It looks like the hydrant was a fairly low-key affair until 2014, when it dropped off the map and then took off around 2018. A quick check with Google Street View indicates that this sits in front of a new development. Checking through the timeline, the site shows a house in May 2009, which has been torn down by June 2012, although it is still possible to illegally park in front of it. By May 2014 and July 2014 the neighbouring house is gone too and there is a hole in the ground with heavy machinery digging a foundation, but cars can still illegally park there. In June 2015 and May 2016 it’s a full-on construction site with no options to park illegally any more. August 2017 marks the end of construction and the first people seem to have moved in. And the parking tickets start ramping up, with many more people trying to park on the street now.

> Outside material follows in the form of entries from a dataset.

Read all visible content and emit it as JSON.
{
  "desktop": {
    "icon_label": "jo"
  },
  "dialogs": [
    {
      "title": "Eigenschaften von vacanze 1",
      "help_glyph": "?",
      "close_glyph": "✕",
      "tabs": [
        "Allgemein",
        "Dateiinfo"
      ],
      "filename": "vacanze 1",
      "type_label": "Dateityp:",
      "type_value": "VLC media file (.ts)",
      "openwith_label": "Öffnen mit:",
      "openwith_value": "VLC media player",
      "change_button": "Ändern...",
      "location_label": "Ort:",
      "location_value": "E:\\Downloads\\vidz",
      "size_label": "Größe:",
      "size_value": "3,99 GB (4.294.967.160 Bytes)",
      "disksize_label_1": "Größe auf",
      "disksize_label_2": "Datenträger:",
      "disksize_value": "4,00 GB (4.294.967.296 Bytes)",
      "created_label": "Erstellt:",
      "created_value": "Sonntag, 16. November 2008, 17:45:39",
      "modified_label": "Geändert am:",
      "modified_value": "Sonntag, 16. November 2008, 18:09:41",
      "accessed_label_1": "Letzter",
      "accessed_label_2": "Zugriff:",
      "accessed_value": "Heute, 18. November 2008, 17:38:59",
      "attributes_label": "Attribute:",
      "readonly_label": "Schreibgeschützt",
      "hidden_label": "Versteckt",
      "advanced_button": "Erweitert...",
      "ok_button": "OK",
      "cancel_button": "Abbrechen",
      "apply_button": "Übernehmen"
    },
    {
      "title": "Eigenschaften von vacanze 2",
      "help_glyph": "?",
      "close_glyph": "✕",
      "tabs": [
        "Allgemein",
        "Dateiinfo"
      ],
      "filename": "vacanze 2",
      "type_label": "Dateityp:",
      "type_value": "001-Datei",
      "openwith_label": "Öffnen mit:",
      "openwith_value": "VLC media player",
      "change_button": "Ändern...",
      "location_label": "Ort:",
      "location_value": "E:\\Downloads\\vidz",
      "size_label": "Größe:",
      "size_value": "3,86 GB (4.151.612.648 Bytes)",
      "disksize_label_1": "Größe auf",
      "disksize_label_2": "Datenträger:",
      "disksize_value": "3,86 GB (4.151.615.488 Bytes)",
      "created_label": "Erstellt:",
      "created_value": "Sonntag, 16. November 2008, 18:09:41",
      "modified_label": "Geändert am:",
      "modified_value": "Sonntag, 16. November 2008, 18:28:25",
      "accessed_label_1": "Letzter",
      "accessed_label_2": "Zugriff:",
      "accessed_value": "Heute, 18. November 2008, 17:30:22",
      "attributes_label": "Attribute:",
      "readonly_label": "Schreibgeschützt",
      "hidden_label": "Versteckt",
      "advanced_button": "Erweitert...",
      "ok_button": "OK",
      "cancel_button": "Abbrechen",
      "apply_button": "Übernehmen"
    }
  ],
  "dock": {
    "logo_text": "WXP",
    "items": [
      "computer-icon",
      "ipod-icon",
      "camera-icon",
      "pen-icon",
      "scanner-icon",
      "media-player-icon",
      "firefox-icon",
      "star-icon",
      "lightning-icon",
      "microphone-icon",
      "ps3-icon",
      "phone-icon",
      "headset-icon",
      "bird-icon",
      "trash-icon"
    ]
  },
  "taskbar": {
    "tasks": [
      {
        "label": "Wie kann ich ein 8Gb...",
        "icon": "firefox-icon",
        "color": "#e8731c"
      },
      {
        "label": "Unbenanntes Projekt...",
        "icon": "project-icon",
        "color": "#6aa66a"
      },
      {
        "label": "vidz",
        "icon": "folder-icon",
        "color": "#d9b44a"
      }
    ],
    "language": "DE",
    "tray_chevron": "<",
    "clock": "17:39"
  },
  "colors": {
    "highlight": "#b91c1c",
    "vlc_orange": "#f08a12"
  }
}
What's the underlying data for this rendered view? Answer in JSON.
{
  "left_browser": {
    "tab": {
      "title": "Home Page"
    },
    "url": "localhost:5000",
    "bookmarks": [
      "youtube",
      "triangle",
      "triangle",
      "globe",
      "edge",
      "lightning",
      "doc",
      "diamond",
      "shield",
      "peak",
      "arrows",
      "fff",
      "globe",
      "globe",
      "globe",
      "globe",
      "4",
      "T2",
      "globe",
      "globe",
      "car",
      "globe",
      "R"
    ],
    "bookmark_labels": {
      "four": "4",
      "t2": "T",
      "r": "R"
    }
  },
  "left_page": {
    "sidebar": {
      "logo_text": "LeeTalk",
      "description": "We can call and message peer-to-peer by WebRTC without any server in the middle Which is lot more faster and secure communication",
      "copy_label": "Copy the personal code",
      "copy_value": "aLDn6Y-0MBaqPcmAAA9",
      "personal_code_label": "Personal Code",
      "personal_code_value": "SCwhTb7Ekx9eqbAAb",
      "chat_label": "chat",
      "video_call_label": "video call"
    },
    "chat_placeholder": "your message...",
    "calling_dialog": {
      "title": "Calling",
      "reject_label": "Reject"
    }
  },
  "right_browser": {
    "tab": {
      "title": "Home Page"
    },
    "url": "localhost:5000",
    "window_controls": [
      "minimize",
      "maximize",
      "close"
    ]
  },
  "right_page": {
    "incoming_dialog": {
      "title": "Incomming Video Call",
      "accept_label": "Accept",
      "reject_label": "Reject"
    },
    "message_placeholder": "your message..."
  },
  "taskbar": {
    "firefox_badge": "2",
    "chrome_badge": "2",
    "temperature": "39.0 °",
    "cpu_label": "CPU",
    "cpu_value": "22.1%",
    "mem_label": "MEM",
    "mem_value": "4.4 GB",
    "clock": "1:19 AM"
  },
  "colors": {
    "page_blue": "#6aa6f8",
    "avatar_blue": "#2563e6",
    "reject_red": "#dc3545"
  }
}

Lastly, let’s get a high-level view on all the parking tickets issued throughout the city. But here things get a little ugly as we have to first geocode the blocks, and we will hide the code from now on.
Especially the fire hydrants that are attracting lots of tickets should probably receive a review by the engineering department. While people should pay more attention to where they park, there are some straight-forward ways to make things easier. Simply paining the curb red will probably fix this for most hydrants and make sure they are free of obstructions and easy to access in case of a fire.
More parking tickets
Fire hydrants are just one way to get a parking ticket. We can of course continue this and see what areas got the most overall tickets. And for what reason. We will concentrate on the tickets issued 2017 to 2019.
The distribution of tickets across the city is fairly consistent across years, with total ticket counts peaking in downtown, as well as the central Broadway corridor and in Kits.
To understand these patterns better, it is useful to look at the top reasons parking tickets have been issued.
The presence of parking meters clearly plays a role in parking tickets with a total of 596,944 out of the 1,074,220 infractions referencing some kind of violation involving a parking meter.
There seems to be a clear relationship between the number of tickets and the number of parking meters in each area. We can normalize the meter-related parking tickets by the number of meters in each area to give us a count on the average number of tickets per meter in each of the areas.
This shows a much more uniform pattern, with a clear outlier in Strathcona which might be worth looking into further.
Now that we have some understanding of meter-related tickets, we can take a look at the remaining non-meter related tickets.
The remaining tickets distribute quite well over a range of categories.
Geographically, highly ticketed blocks cluster in the downtown core and surrounding areas, and spill out along commercial corridors. One can’t help but notice the correlation with meter locations, possibly due to ticketing officers focusing their efforts on those areas.
That’s a wrap for tonight’s quick run-through on how to use our new-ish
VancouvR package to easily access Vancouver Open Data. As usual, the code is available for anyone to download and adapt for their own purposes.